Today we continue a 5-part series on SAT math tips for smart students who are struggling to keep their SAT math scores high. In Part I we learned that the result is rewarded, not the effort. Part II taught us that SAT math problems can be very tricky. Today, we’ll look at why the SAT math section is unlike anything you’ve ever come across.
In context, which of the following is the best way to combine sentences 1 and 2 (reproduced below)?
Marriage was once a sacred religious institution authorized only by sacred establishments. In contemporary times the concept of marriage has become more of a state convention and less of a holy bond.
As the old saying goes, “practice makes perfect”. It is true. Human beings are designed to improve, learn, and excel through rigorous and mindful practice. In addition to teaching, I also dance. When I was younger, dance class was simply a fun activity to do after school. I have come to learn now that I need to practice consciously every single day if I want to excel at dance and succeed.
Your outlook on test day is probably something like this: Oh no; it’s here. The test is this weekend. That big test. The one I’ve been partially dreading and partially waiting for just so I can get it over with. I’m a little nervous, no, a lot nervous. Isn’t this test supposed to decide my life or something? Isn’t this the test that determines whether or not I’ll get into a good college?

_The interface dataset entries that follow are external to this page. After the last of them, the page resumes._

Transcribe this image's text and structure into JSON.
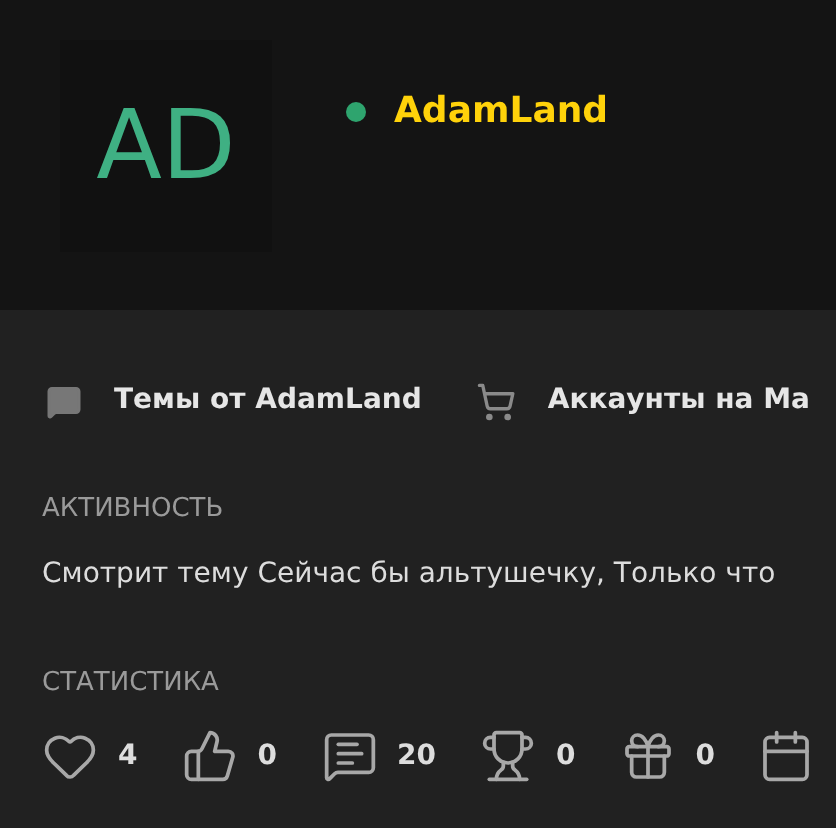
{
  "profile": {
    "avatar_initials": "AD",
    "online": true,
    "username": "AdamLand"
  },
  "links": [
    {
      "kind": "topics",
      "label": "Темы от AdamLand"
    },
    {
      "kind": "market",
      "label": "Аккаунты на Ма"
    }
  ],
  "activity": {
    "heading": "АКТИВНОСТЬ",
    "text": "Смотрит тему Сейчас бы альтушечку, Только что"
  },
  "statistics": {
    "heading": "СТАТИСТИКА",
    "items": [
      {
        "kind": "likes",
        "value": "4"
      },
      {
        "kind": "thumbs",
        "value": "0"
      },
      {
        "kind": "messages",
        "value": "20"
      },
      {
        "kind": "trophies",
        "value": "0"
      },
      {
        "kind": "gifts",
        "value": "0"
      },
      {
        "kind": "calendar"
      }
    ]
  }
}
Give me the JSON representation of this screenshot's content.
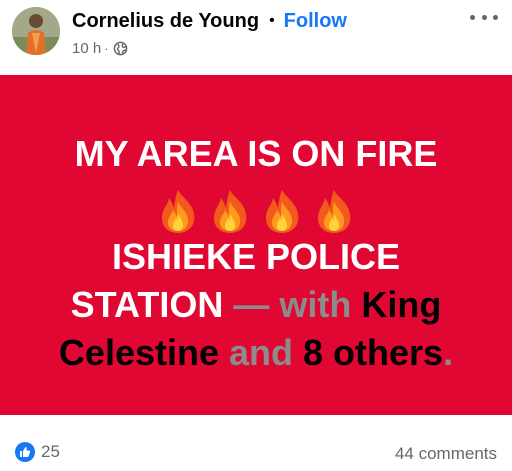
{
  "post": {
    "author": "Cornelius de Young",
    "separator": "•",
    "follow_label": "Follow",
    "timestamp": "10 h",
    "meta_dot": "·",
    "privacy_icon": "globe-icon",
    "more_icon": "more-options-icon"
  },
  "banner": {
    "background_color": "#e00832",
    "line1": "MY AREA IS ON FIRE",
    "fire_emoji_count": 4,
    "line3": "ISHIEKE POLICE",
    "line4_part1": "STATION",
    "line4_part2": " — with ",
    "line4_part3": "King",
    "line5_part1": "Celestine",
    "line5_part2": " and ",
    "line5_part3": "8 others",
    "line5_part4": "."
  },
  "footer": {
    "like_icon": "like-icon",
    "reaction_count": "25",
    "comments": "44 comments"
  }
}
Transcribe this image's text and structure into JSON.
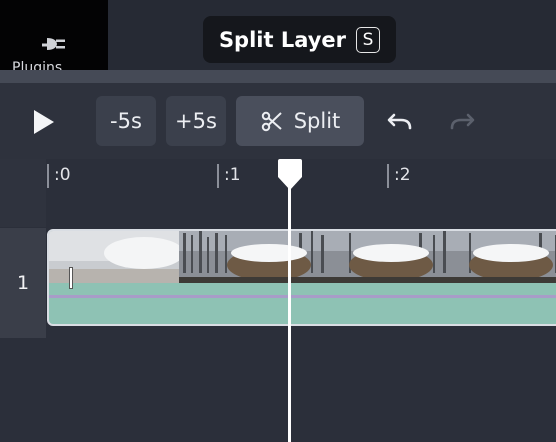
{
  "sidebar": {
    "plugins_label": "Plugins",
    "icon": "plug-icon"
  },
  "tooltip": {
    "text": "Split Layer",
    "shortcut": "S"
  },
  "toolbar": {
    "play_icon": "play-icon",
    "minus5_label": "-5s",
    "plus5_label": "+5s",
    "split_label": "Split",
    "split_icon": "scissors-icon",
    "undo_icon": "undo-icon",
    "redo_icon": "redo-icon",
    "redo_enabled": false
  },
  "timeline": {
    "ruler": [
      ":0",
      ":1",
      ":2"
    ],
    "tracks": [
      {
        "number": "1"
      }
    ]
  },
  "colors": {
    "background": "#2b2f3a",
    "tooltip_bg": "#15171c",
    "button_bg": "#3b404c",
    "split_button_bg": "#4a4f5c",
    "clip_audio": "#8ec2b4",
    "waveform_line": "#a89cc8",
    "playhead": "#ffffff"
  }
}
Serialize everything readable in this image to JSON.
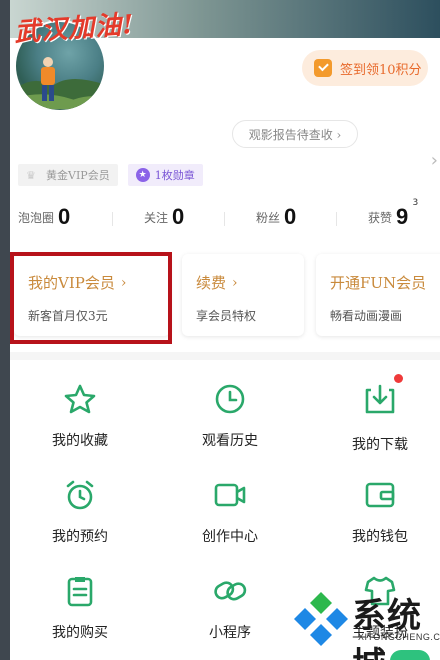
{
  "profile": {
    "avatar_text": "武汉加油!",
    "checkin_label": "签到领10积分",
    "report_label": "观影报告待查收 ›",
    "vip_badge": "黄金VIP会员",
    "medal_badge": "1枚勋章"
  },
  "stats": [
    {
      "label": "泡泡圈",
      "value": "0"
    },
    {
      "label": "关注",
      "value": "0"
    },
    {
      "label": "粉丝",
      "value": "0"
    },
    {
      "label": "获赞",
      "value": "9",
      "sup": "3"
    }
  ],
  "cards": {
    "vip": {
      "title": "我的VIP会员",
      "chevron": "›",
      "sub": "新客首月仅3元"
    },
    "renew": {
      "title": "续费",
      "chevron": "›",
      "sub": "享会员特权"
    },
    "fun": {
      "title": "开通FUN会员",
      "sub": "畅看动画漫画"
    }
  },
  "grid": [
    {
      "label": "我的收藏",
      "icon": "star-icon"
    },
    {
      "label": "观看历史",
      "icon": "clock-icon"
    },
    {
      "label": "我的下载",
      "icon": "download-icon"
    },
    {
      "label": "我的预约",
      "icon": "alarm-icon"
    },
    {
      "label": "创作中心",
      "icon": "video-camera-icon"
    },
    {
      "label": "我的钱包",
      "icon": "wallet-icon"
    },
    {
      "label": "我的购买",
      "icon": "clipboard-icon"
    },
    {
      "label": "小程序",
      "icon": "link-icon"
    },
    {
      "label": "主题装扮",
      "icon": "shirt-icon"
    }
  ],
  "watermark": {
    "brand": "系统城",
    "url": "XITONGCHENG.COM"
  },
  "colors": {
    "accent_green": "#2aa86a",
    "vip_gold": "#c98a3c",
    "checkin_orange": "#e86a2c",
    "highlight_red": "#b7121a"
  }
}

On the SAT, you’ll see a handful of permutation questions. Permutation questions deal with the rearranging of existing elements. Let’s look at an example problem. The problem goes something like this “A northeastern (museum/school/restaurant) has four (displays/desks/seats) all in a row. How many different combinations of six (paintings/students/diners) can be made?”
Avoiding Assumptions is probably the best strategy period on SAT Reading. But it will take a long time before you master this strategy. You will need to practice the art of avoiding assumptions over and over on SAT passages until you perfect it.
Remember that an assumption is an induction that is not based on textual evidence from the passage. So how can you avoid making assumptions on the SAT? Well, you can ask yourself one magic question:
So here we are, the moment of truth. We have been feverishly studying for the last six months. We don’t blink when we see capricious and capacious sitting next to each other in the completing sentences portion, knowing that we are looking for a synonym to whimsical (caprice means whim) not roomy or spacious (capa, like capacity).